*EXERCISE GOAL*: When a line of the entries contains the word "title", report that line.

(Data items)
= = = = =

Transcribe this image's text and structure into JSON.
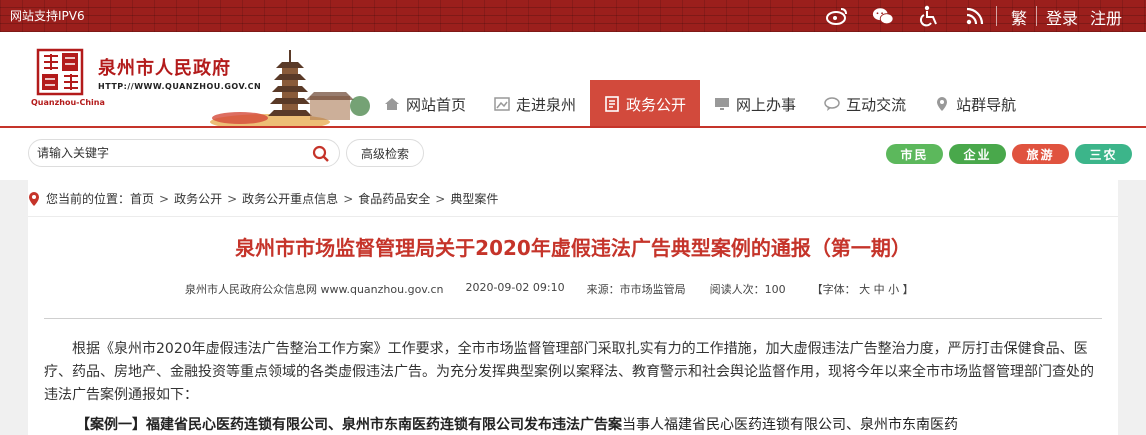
{
  "topbar": {
    "ipv6": "网站支持IPV6",
    "traditional": "繁",
    "login": "登录",
    "register": "注册",
    "icons": [
      "weibo-icon",
      "wechat-icon",
      "accessibility-icon",
      "wifi-icon"
    ]
  },
  "logo": {
    "title": "泉州市人民政府",
    "url": "HTTP://WWW.QUANZHOU.GOV.CN",
    "pinyin": "Quanzhou-China"
  },
  "nav": {
    "items": [
      {
        "label": "网站首页",
        "icon": "home-icon"
      },
      {
        "label": "走进泉州",
        "icon": "picture-icon"
      },
      {
        "label": "政务公开",
        "icon": "document-icon",
        "active": true
      },
      {
        "label": "网上办事",
        "icon": "monitor-icon"
      },
      {
        "label": "互动交流",
        "icon": "chat-icon"
      },
      {
        "label": "站群导航",
        "icon": "location-icon"
      }
    ]
  },
  "search": {
    "placeholder": "请输入关键字",
    "advanced_label": "高级检索"
  },
  "pills": [
    {
      "label": "市民",
      "color": "#5cb85c"
    },
    {
      "label": "企业",
      "color": "#49a84b"
    },
    {
      "label": "旅游",
      "color": "#e0533f"
    },
    {
      "label": "三农",
      "color": "#3cb58a"
    }
  ],
  "breadcrumb": {
    "prefix": "您当前的位置：",
    "items": [
      "首页",
      "政务公开",
      "政务公开重点信息",
      "食品药品安全",
      "典型案件"
    ]
  },
  "article": {
    "title": "泉州市市场监督管理局关于2020年虚假违法广告典型案例的通报（第一期）",
    "source_site": "泉州市人民政府公众信息网 www.quanzhou.gov.cn",
    "date": "2020-09-02 09:10",
    "source": "来源：市市场监管局",
    "views": "阅读人次：100",
    "font_size": "【字体： 大 中 小 】",
    "paragraph1": "根据《泉州市2020年虚假违法广告整治工作方案》工作要求，全市市场监督管理部门采取扎实有力的工作措施，加大虚假违法广告整治力度，严厉打击保健食品、医疗、药品、房地产、金融投资等重点领域的各类虚假违法广告。为充分发挥典型案例以案释法、教育警示和社会舆论监督作用，现将今年以来全市市场监督管理部门查处的违法广告案例通报如下：",
    "case_label": "【案例一】福建省民心医药连锁有限公司、泉州市东南医药连锁有限公司发布违法广告案",
    "case_text": "当事人福建省民心医药连锁有限公司、泉州市东南医药"
  },
  "colors": {
    "brand_red": "#c5342a",
    "topbar_red": "#9b1f1c",
    "nav_active": "#d24a3c"
  }
}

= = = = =

*FINAL ANSWER*:
    "title": "泉州市人民政府",
    "title": "泉州市市场监督管理局关于2020年虚假违法广告典型案例的通报（第一期）",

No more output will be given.